(Component data from apps and pages)
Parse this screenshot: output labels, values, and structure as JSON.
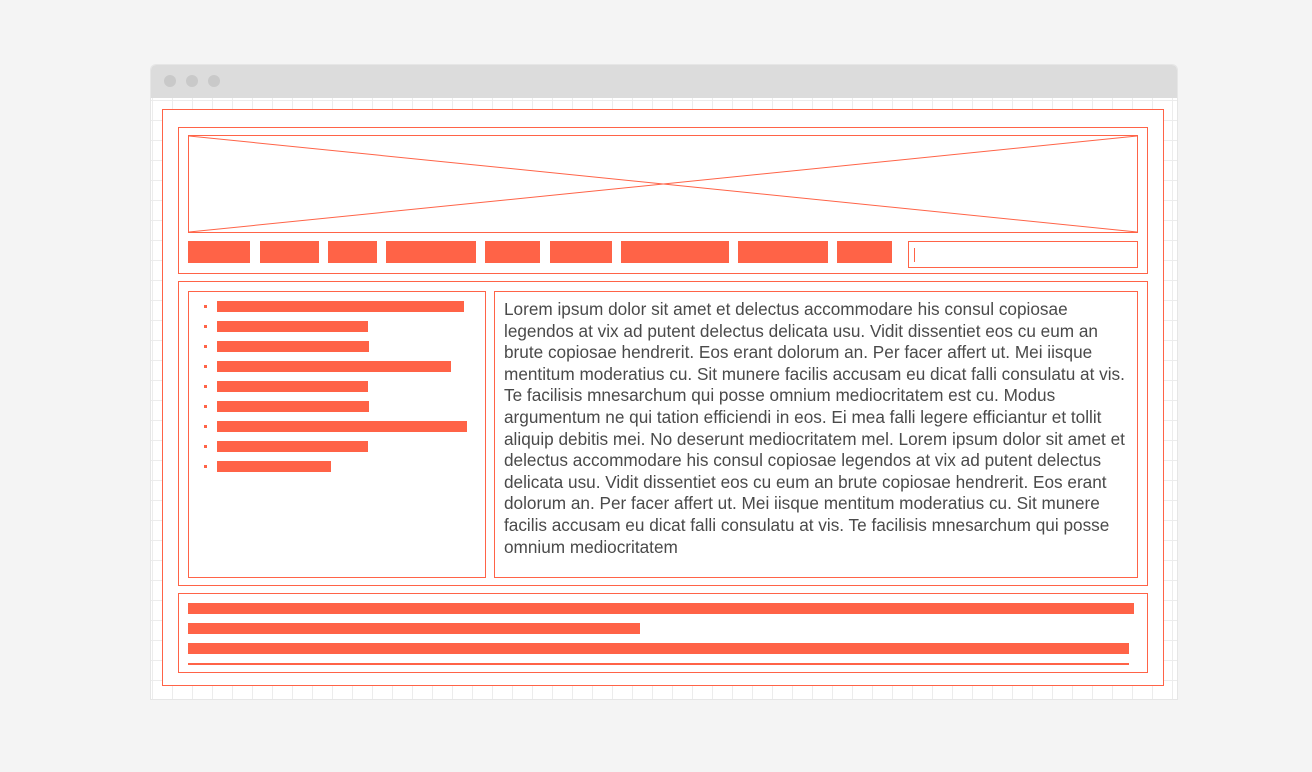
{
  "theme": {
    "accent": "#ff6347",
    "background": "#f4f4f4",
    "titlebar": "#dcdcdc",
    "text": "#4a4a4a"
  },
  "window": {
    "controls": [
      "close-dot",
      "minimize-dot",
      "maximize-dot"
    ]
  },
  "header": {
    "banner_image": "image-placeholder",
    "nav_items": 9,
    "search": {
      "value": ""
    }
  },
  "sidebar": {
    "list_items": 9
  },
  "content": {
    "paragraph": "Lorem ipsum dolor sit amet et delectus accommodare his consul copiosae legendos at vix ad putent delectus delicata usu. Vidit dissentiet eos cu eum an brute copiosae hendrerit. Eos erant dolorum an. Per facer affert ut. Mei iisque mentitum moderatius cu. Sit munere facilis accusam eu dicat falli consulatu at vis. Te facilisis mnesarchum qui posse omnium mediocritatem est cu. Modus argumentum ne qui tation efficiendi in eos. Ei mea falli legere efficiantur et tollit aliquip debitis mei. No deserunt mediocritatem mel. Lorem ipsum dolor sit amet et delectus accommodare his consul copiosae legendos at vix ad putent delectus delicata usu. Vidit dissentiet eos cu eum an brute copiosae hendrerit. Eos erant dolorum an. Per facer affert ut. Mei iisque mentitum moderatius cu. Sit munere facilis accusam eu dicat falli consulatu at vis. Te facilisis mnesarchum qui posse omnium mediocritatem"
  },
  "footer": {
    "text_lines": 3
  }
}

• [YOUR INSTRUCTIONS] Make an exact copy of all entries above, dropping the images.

• [WRITTEN RESPONSE]
Parse this screenshot: output labels, values, and structure as JSON.
{
  "theme": {
    "accent": "#ff6347",
    "background": "#f4f4f4",
    "titlebar": "#dcdcdc",
    "text": "#4a4a4a"
  },
  "window": {
    "controls": [
      "close-dot",
      "minimize-dot",
      "maximize-dot"
    ]
  },
  "header": {
    "banner_image": "image-placeholder",
    "nav_items": 9,
    "search": {
      "value": ""
    }
  },
  "sidebar": {
    "list_items": 9
  },
  "content": {
    "paragraph": "Lorem ipsum dolor sit amet et delectus accommodare his consul copiosae legendos at vix ad putent delectus delicata usu. Vidit dissentiet eos cu eum an brute copiosae hendrerit. Eos erant dolorum an. Per facer affert ut. Mei iisque mentitum moderatius cu. Sit munere facilis accusam eu dicat falli consulatu at vis. Te facilisis mnesarchum qui posse omnium mediocritatem est cu. Modus argumentum ne qui tation efficiendi in eos. Ei mea falli legere efficiantur et tollit aliquip debitis mei. No deserunt mediocritatem mel. Lorem ipsum dolor sit amet et delectus accommodare his consul copiosae legendos at vix ad putent delectus delicata usu. Vidit dissentiet eos cu eum an brute copiosae hendrerit. Eos erant dolorum an. Per facer affert ut. Mei iisque mentitum moderatius cu. Sit munere facilis accusam eu dicat falli consulatu at vis. Te facilisis mnesarchum qui posse omnium mediocritatem"
  },
  "footer": {
    "text_lines": 3
  }
}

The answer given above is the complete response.